### Required work:
Within the records, how many lines hold the word "CreateCarnivore"? State that number alone.

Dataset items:
----

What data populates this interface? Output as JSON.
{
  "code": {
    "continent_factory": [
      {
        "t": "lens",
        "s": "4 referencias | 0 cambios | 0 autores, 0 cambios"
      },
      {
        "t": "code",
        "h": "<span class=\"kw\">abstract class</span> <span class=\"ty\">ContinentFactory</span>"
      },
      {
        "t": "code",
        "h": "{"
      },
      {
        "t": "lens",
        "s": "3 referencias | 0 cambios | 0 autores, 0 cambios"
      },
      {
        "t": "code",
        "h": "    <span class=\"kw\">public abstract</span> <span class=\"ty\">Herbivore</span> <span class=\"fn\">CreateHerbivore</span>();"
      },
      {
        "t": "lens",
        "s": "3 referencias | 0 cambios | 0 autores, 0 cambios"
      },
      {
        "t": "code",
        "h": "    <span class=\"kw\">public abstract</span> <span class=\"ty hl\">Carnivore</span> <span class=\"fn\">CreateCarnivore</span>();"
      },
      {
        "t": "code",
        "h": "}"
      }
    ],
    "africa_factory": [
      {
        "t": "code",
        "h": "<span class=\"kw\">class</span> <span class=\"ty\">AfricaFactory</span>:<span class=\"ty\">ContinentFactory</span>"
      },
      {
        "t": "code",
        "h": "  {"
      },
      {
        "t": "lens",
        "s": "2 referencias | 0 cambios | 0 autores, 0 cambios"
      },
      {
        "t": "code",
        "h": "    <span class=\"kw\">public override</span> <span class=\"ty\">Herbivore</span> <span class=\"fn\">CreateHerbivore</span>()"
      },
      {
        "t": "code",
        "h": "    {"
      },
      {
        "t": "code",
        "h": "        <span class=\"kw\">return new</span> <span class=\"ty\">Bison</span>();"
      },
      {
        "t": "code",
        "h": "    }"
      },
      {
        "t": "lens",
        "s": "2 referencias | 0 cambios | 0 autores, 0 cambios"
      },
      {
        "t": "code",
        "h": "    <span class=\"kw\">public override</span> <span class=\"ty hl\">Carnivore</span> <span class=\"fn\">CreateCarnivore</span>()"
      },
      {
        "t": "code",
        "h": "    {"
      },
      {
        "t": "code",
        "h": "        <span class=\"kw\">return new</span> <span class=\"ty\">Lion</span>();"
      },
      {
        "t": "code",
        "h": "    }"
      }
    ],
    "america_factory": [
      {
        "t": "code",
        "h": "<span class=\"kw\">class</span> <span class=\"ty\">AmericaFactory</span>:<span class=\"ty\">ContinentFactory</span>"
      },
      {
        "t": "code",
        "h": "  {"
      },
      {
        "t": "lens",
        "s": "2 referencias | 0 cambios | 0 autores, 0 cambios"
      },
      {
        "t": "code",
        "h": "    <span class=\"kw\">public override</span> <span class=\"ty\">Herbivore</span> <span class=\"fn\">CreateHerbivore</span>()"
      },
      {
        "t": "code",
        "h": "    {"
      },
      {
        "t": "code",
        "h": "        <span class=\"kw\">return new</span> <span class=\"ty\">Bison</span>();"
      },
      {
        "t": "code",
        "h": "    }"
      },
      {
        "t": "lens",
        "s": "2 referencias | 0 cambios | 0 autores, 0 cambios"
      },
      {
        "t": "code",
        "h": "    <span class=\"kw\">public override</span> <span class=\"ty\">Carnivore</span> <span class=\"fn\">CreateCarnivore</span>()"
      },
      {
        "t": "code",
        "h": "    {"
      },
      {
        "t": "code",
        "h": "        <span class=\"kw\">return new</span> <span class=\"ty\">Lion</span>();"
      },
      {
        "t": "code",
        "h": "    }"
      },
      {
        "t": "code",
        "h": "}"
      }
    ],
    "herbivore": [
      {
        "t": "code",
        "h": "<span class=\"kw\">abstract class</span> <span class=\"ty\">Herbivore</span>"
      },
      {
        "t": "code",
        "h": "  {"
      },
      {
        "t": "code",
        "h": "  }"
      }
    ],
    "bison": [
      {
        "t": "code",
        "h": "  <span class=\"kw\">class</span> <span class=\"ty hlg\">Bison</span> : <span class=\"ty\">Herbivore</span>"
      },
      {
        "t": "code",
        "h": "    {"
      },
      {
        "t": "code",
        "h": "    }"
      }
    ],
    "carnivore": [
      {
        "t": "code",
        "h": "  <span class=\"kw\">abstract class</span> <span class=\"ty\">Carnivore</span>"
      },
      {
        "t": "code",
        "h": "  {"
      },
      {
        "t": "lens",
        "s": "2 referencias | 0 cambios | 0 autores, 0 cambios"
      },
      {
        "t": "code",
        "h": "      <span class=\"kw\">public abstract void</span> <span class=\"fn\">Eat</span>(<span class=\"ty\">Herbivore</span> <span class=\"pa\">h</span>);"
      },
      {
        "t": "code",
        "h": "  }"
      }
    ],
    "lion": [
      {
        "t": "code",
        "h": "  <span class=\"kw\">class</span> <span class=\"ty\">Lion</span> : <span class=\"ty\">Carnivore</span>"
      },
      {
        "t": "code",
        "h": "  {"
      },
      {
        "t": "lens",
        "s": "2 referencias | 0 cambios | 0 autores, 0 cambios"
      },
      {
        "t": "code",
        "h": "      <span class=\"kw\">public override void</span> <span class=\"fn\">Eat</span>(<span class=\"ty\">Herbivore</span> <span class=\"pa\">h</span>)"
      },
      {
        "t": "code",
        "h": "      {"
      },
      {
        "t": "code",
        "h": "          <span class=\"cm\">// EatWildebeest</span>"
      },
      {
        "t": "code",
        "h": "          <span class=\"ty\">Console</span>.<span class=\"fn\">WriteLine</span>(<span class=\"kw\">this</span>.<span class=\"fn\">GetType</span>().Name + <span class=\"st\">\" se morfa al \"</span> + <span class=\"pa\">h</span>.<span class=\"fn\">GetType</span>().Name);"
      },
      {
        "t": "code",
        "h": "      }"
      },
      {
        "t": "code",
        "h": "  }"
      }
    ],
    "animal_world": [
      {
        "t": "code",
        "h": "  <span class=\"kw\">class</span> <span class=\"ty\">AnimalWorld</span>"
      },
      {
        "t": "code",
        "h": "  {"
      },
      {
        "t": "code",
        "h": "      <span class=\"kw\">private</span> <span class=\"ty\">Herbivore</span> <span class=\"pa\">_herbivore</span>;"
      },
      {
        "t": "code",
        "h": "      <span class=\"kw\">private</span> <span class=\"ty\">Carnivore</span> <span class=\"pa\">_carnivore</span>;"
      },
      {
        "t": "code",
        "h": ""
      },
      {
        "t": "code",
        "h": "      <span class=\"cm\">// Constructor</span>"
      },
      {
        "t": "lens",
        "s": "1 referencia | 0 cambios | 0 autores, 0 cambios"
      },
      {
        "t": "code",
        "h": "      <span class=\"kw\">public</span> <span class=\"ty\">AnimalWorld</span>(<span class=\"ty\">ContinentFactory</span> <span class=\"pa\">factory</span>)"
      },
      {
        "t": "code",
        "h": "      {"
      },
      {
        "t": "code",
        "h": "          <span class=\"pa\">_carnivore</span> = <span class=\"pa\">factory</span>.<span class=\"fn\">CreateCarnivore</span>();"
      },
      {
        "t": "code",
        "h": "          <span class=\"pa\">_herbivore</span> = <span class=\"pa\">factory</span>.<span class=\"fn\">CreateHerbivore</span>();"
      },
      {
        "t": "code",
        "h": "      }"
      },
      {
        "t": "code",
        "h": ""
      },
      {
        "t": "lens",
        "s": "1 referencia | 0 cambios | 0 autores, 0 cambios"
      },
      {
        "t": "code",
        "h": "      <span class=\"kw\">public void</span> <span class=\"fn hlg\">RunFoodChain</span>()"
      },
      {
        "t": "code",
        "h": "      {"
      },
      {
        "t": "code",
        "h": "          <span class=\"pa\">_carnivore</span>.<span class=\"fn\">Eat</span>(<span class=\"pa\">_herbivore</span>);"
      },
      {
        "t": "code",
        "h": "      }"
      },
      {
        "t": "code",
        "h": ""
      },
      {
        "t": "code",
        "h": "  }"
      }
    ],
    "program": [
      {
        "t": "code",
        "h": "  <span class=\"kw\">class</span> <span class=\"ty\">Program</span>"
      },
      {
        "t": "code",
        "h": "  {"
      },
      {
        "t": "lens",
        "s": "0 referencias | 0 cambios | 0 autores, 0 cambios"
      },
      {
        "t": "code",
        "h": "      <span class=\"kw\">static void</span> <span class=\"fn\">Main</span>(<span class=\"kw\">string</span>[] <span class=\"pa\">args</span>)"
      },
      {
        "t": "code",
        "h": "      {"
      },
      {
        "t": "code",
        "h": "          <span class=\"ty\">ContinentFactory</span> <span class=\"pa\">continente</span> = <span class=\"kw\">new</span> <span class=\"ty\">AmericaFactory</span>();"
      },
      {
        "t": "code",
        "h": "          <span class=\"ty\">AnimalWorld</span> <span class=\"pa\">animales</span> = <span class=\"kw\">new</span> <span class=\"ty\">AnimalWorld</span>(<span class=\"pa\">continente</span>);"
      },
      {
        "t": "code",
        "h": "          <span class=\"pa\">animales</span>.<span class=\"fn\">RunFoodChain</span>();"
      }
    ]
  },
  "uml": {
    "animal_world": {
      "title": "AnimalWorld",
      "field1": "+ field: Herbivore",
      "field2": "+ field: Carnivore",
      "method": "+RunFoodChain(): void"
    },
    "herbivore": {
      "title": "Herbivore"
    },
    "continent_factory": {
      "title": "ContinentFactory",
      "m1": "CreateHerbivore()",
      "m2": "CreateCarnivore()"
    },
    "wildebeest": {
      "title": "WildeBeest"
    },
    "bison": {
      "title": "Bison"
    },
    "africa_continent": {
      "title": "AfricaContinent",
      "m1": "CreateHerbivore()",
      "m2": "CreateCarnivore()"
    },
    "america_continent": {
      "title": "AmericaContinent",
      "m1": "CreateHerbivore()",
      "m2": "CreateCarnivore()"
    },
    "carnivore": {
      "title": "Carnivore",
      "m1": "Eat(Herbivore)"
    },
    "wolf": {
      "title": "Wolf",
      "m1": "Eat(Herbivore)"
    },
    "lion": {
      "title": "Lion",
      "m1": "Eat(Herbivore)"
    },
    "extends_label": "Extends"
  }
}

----

### Finished task:
7